KNCV Nigeria will continue to strengthen a mixed model of community and facility based, health systems strengthening strategies and digital solutions to find TB cases. The key priorities will include Improving access to high quality person-cantered, TB, DR-TB and TB/HIV services; Strengthen TB service delivery platforms; Reduce TB transmission and disease progression and Apply innovation and accelerate research in TB with improved impact on program implementation.

10. What role will KNCV Nigeria play in advocating for policy changes or initiatives at national or regional levels to strengthen TB control programs?

KNCV Nigeria, a member of STOP TB Partnership Nigeria will ensure to promote and support the prevention and control of TB and other diseases of public health concern in Nigeria through the implementation of innovative and evidence informed disease control strategies and advocate for funding support across all levels of Government.

11. Are there strategic advocacy plans aimed at increasing support or funding for TB-related activities from the Government and private sector?

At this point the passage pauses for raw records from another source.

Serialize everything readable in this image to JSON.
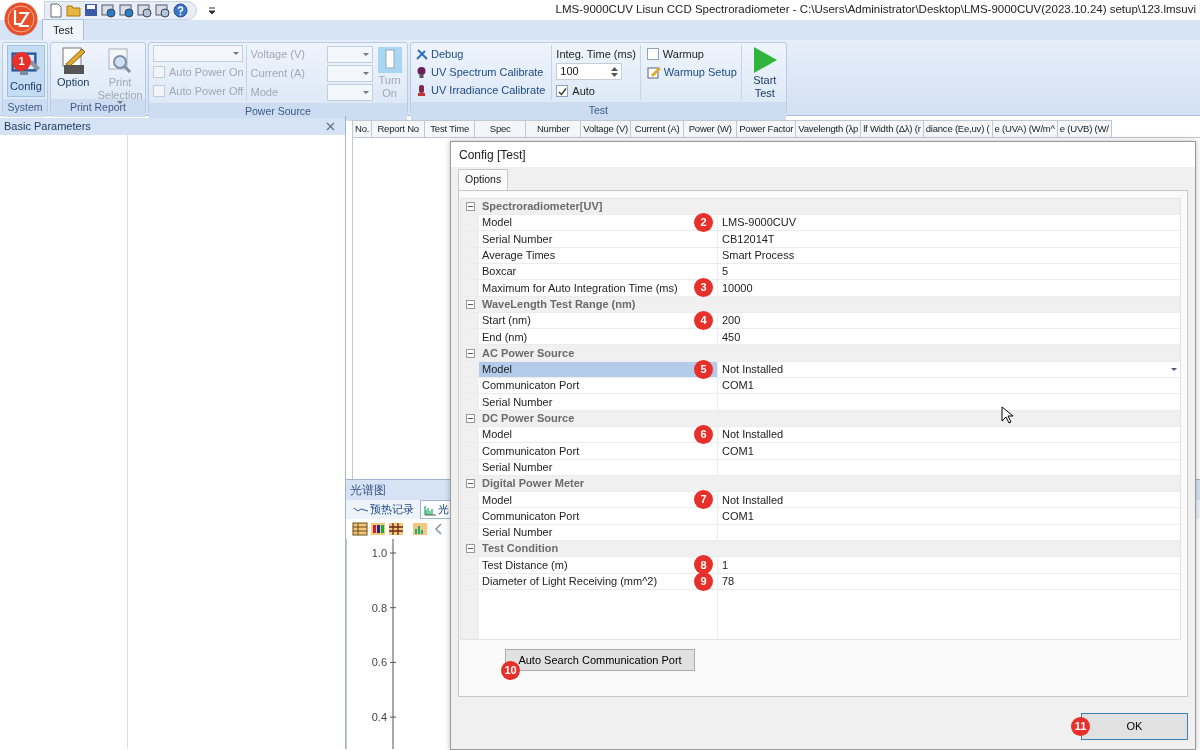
{
  "window": {
    "title": "LMS-9000CUV Lisun CCD Spectroradiometer - C:\\Users\\Administrator\\Desktop\\LMS-9000CUV(2023.10.24) setup\\123.lmsuvi"
  },
  "ribbon": {
    "tabs": [
      {
        "label": "Test",
        "selected": true
      }
    ],
    "system": {
      "title": "System",
      "button": {
        "label": "Config",
        "marker": "1",
        "disabled": false
      }
    },
    "print_report": {
      "title": "Print Report",
      "buttons": [
        {
          "label": "Option",
          "disabled": false
        },
        {
          "label": "Print Selection",
          "disabled": true
        }
      ]
    },
    "power_source": {
      "title": "Power Source",
      "checks": [
        {
          "label": "Auto Power On",
          "checked": false,
          "disabled": true
        },
        {
          "label": "Auto Power Off",
          "checked": false,
          "disabled": true
        }
      ],
      "fields": [
        {
          "label": "Voltage (V)",
          "disabled": true
        },
        {
          "label": "Current (A)",
          "disabled": true
        },
        {
          "label": "Mode",
          "disabled": true
        }
      ],
      "button": {
        "label": "Turn On",
        "disabled": true
      }
    },
    "test": {
      "title": "Test",
      "links": [
        {
          "label": "Debug"
        },
        {
          "label": "UV Spectrum Calibrate"
        },
        {
          "label": "UV Irradiance Calibrate"
        }
      ],
      "integ_time": {
        "label": "Integ. Time (ms)",
        "value": "100"
      },
      "auto": {
        "label": "Auto",
        "checked": true
      },
      "warmup": {
        "label": "Warmup",
        "checked": false
      },
      "warmup_setup": {
        "label": "Warmup Setup"
      },
      "start": {
        "label": "Start Test"
      }
    }
  },
  "left_panel": {
    "title": "Basic Parameters"
  },
  "table": {
    "columns": [
      "No.",
      "Report No",
      "Test Time",
      "Spec",
      "Number",
      "Voltage (V)",
      "Current (A)",
      "Power (W)",
      "Power Factor",
      "Vavelength (λp",
      "lf Width (Δλ) (r",
      "diance (Ee,uv) (",
      "e (UVA) (W/m^",
      "e (UVB) (W/"
    ]
  },
  "spectrum_panel": {
    "title": "光谱图",
    "tabs": [
      {
        "label": "预热记录",
        "selected": false
      },
      {
        "label": "光",
        "selected": true
      }
    ],
    "axis_labels": [
      "1.0",
      "0.8",
      "0.6",
      "0.4"
    ]
  },
  "dialog": {
    "title": "Config [Test]",
    "tabs": [
      {
        "label": "Options",
        "selected": true
      }
    ],
    "categories": [
      {
        "label": "Spectroradiometer[UV]",
        "expanded": true,
        "rows": [
          {
            "name": "Model",
            "value": "LMS-9000CUV",
            "marker": "2",
            "selected": false
          },
          {
            "name": "Serial Number",
            "value": "CB12014T",
            "selected": false
          },
          {
            "name": "Average Times",
            "value": "Smart Process",
            "selected": false
          },
          {
            "name": "Boxcar",
            "value": "5",
            "selected": false
          },
          {
            "name": "Maximum for Auto Integration Time (ms)",
            "value": "10000",
            "marker": "3",
            "selected": false
          }
        ]
      },
      {
        "label": "WaveLength Test Range (nm)",
        "expanded": true,
        "rows": [
          {
            "name": "Start (nm)",
            "value": "200",
            "marker": "4",
            "selected": false
          },
          {
            "name": "End (nm)",
            "value": "450",
            "selected": false
          }
        ]
      },
      {
        "label": "AC Power Source",
        "expanded": true,
        "rows": [
          {
            "name": "Model",
            "value": "Not Installed",
            "marker": "5",
            "selected": true
          },
          {
            "name": "Communicaton Port",
            "value": "COM1",
            "selected": false
          },
          {
            "name": "Serial Number",
            "selected": false
          }
        ]
      },
      {
        "label": "DC Power Source",
        "expanded": true,
        "rows": [
          {
            "name": "Model",
            "value": "Not Installed",
            "marker": "6",
            "selected": false
          },
          {
            "name": "Communicaton Port",
            "value": "COM1",
            "selected": false
          },
          {
            "name": "Serial Number",
            "selected": false
          }
        ]
      },
      {
        "label": "Digital Power Meter",
        "expanded": true,
        "rows": [
          {
            "name": "Model",
            "value": "Not Installed",
            "marker": "7",
            "selected": false
          },
          {
            "name": "Communicaton Port",
            "value": "COM1",
            "selected": false
          },
          {
            "name": "Serial Number",
            "selected": false
          }
        ]
      },
      {
        "label": "Test Condition",
        "expanded": true,
        "rows": [
          {
            "name": "Test Distance (m)",
            "value": "1",
            "marker": "8",
            "selected": false
          },
          {
            "name": "Diameter of Light Receiving (mm^2)",
            "value": "78",
            "marker": "9",
            "selected": false
          }
        ]
      }
    ],
    "search_button": {
      "label": "Auto Search Communication Port",
      "marker": "10"
    },
    "ok_button": {
      "label": "OK",
      "marker": "11"
    }
  }
}
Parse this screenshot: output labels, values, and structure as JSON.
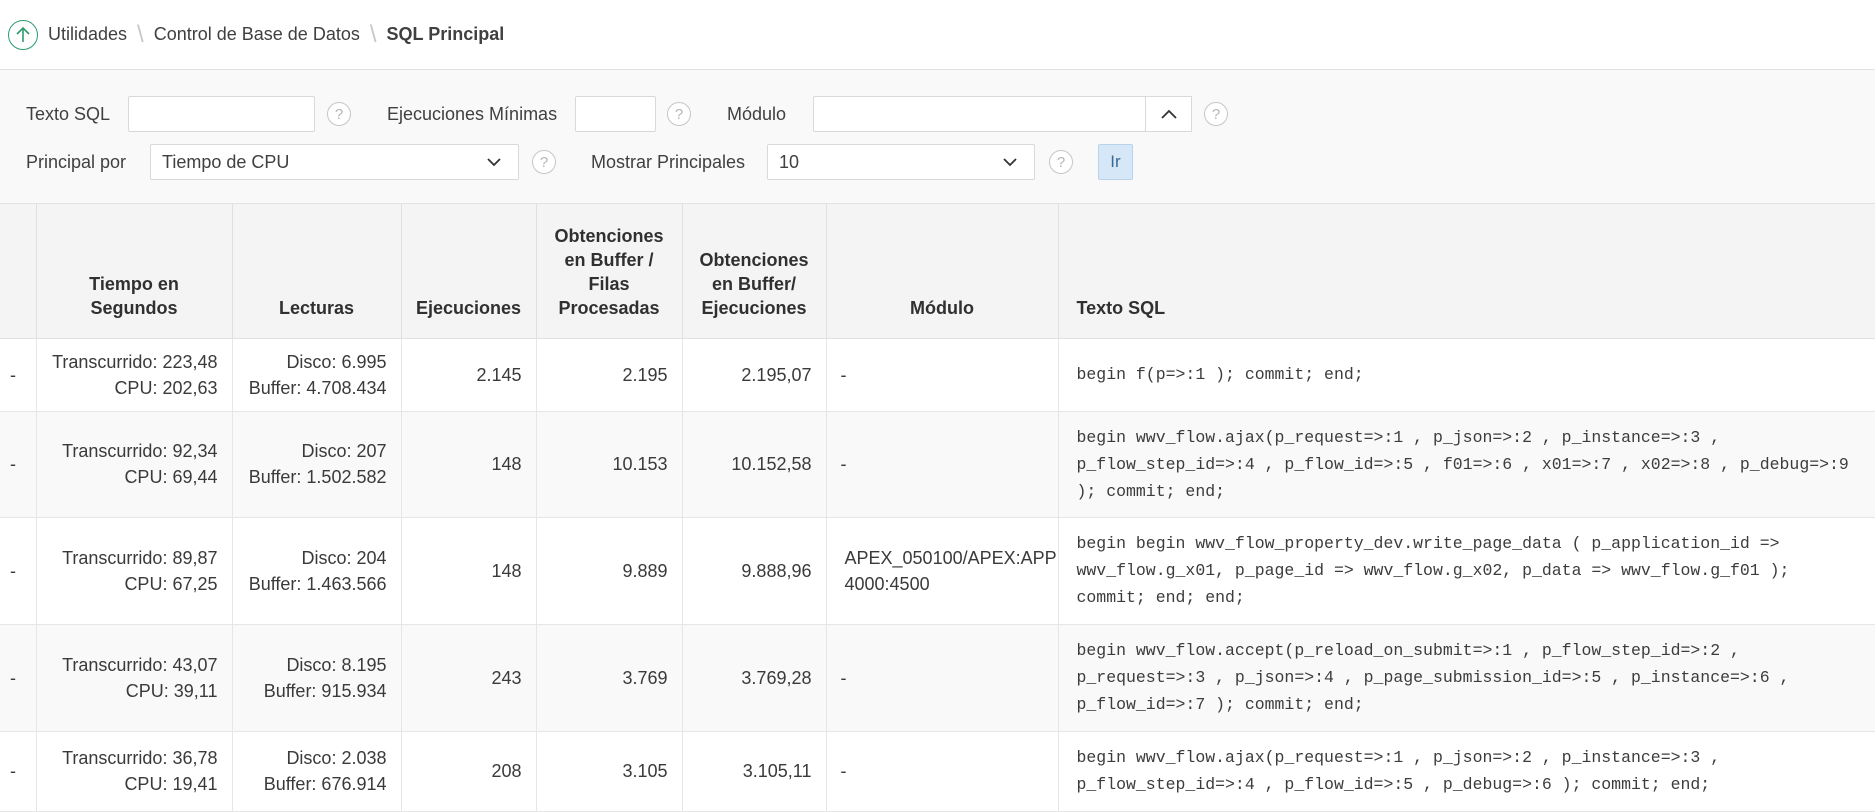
{
  "breadcrumb": {
    "items": [
      "Utilidades",
      "Control de Base de Datos"
    ],
    "current": "SQL Principal"
  },
  "filters": {
    "sql_text_label": "Texto SQL",
    "sql_text_value": "",
    "min_exec_label": "Ejecuciones Mínimas",
    "min_exec_value": "",
    "module_label": "Módulo",
    "module_value": "",
    "top_by_label": "Principal por",
    "top_by_value": "Tiempo de CPU",
    "show_top_label": "Mostrar Principales",
    "show_top_value": "10",
    "go_label": "Ir",
    "help_glyph": "?"
  },
  "table": {
    "headers": {
      "col0": "",
      "time": "Tiempo en Segundos",
      "reads": "Lecturas",
      "executions": "Ejecuciones",
      "buffer_gets_rows": "Obtenciones en Buffer / Filas Procesadas",
      "buffer_gets_exec": "Obtenciones en Buffer/ Ejecuciones",
      "module": "Módulo",
      "sql_text": "Texto SQL"
    },
    "rows": [
      {
        "c0": "-",
        "elapsed": "Transcurrido: 223,48",
        "cpu": "CPU: 202,63",
        "disk": "Disco: 6.995",
        "buffer": "Buffer: 4.708.434",
        "executions": "2.145",
        "gets_rows": "2.195",
        "gets_exec": "2.195,07",
        "module": "-",
        "sql": "begin f(p=>:1 ); commit; end;"
      },
      {
        "c0": "-",
        "elapsed": "Transcurrido: 92,34",
        "cpu": "CPU: 69,44",
        "disk": "Disco: 207",
        "buffer": "Buffer: 1.502.582",
        "executions": "148",
        "gets_rows": "10.153",
        "gets_exec": "10.152,58",
        "module": "-",
        "sql": "begin wwv_flow.ajax(p_request=>:1 , p_json=>:2 , p_instance=>:3 , p_flow_step_id=>:4 , p_flow_id=>:5 , f01=>:6 , x01=>:7 , x02=>:8 , p_debug=>:9 ); commit; end;"
      },
      {
        "c0": "-",
        "elapsed": "Transcurrido: 89,87",
        "cpu": "CPU: 67,25",
        "disk": "Disco: 204",
        "buffer": "Buffer: 1.463.566",
        "executions": "148",
        "gets_rows": "9.889",
        "gets_exec": "9.888,96",
        "module": "APEX_050100/APEX:APP 4000:4500",
        "sql": "begin begin wwv_flow_property_dev.write_page_data ( p_application_id => wwv_flow.g_x01, p_page_id => wwv_flow.g_x02, p_data => wwv_flow.g_f01 ); commit; end; end;"
      },
      {
        "c0": "-",
        "elapsed": "Transcurrido: 43,07",
        "cpu": "CPU: 39,11",
        "disk": "Disco: 8.195",
        "buffer": "Buffer: 915.934",
        "executions": "243",
        "gets_rows": "3.769",
        "gets_exec": "3.769,28",
        "module": "-",
        "sql": "begin wwv_flow.accept(p_reload_on_submit=>:1 , p_flow_step_id=>:2 , p_request=>:3 , p_json=>:4 , p_page_submission_id=>:5 , p_instance=>:6 , p_flow_id=>:7 ); commit; end;"
      },
      {
        "c0": "-",
        "elapsed": "Transcurrido: 36,78",
        "cpu": "CPU: 19,41",
        "disk": "Disco: 2.038",
        "buffer": "Buffer: 676.914",
        "executions": "208",
        "gets_rows": "3.105",
        "gets_exec": "3.105,11",
        "module": "-",
        "sql": "begin wwv_flow.ajax(p_request=>:1 , p_json=>:2 , p_instance=>:3 , p_flow_step_id=>:4 , p_flow_id=>:5 , p_debug=>:6 ); commit; end;"
      }
    ]
  }
}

KNCV Nigeria has facilitated and coordinated efforts for Domestic Resources Mobilization through the following approaches:

  • Advocacy visits to state leaderships (Hon commissioners of health, Permanent secretaries MoH, Directors of finance) and organized private sectors (OPS) for increased financial support for a sustainable TB response
  • Stakeholder engagements by the SPOs to health financing ministries for the integration of TB care and other services into the state health insurance scheme (SHIS).
  • Ensuring the State Health Insurance Scheme (SHIS) Bills are passed into law; Staff of SHIS Agency appointed; SHIS Operational guideline in place
  • Working with the state health insurance agencies to integrate TB from diagnosis to treatment into the basic minimum health package
  • Monitoring enrolment of beneficiaries ensuring enrolees can access care under SHIS, without difficulty
  • Working through the Technical working group (TWG) to ensure the budgeted government funds are released and the expenditure of such released funds tracked.
  • Instituting systems for expenditure tracking of public financing of TB in the various states.

12. What accountability measures are in place to ensure that the organization remains on track with its objectives and commitments?

The KNCV Nigeria board of directors plays a major role in ensuring the organization remains on track with its objectives. There is also a bi-weekly meeting with our Funders USAID to track the project implementation progress. The organization submits monthly, quarterly, and annual program and finance reports to USAID.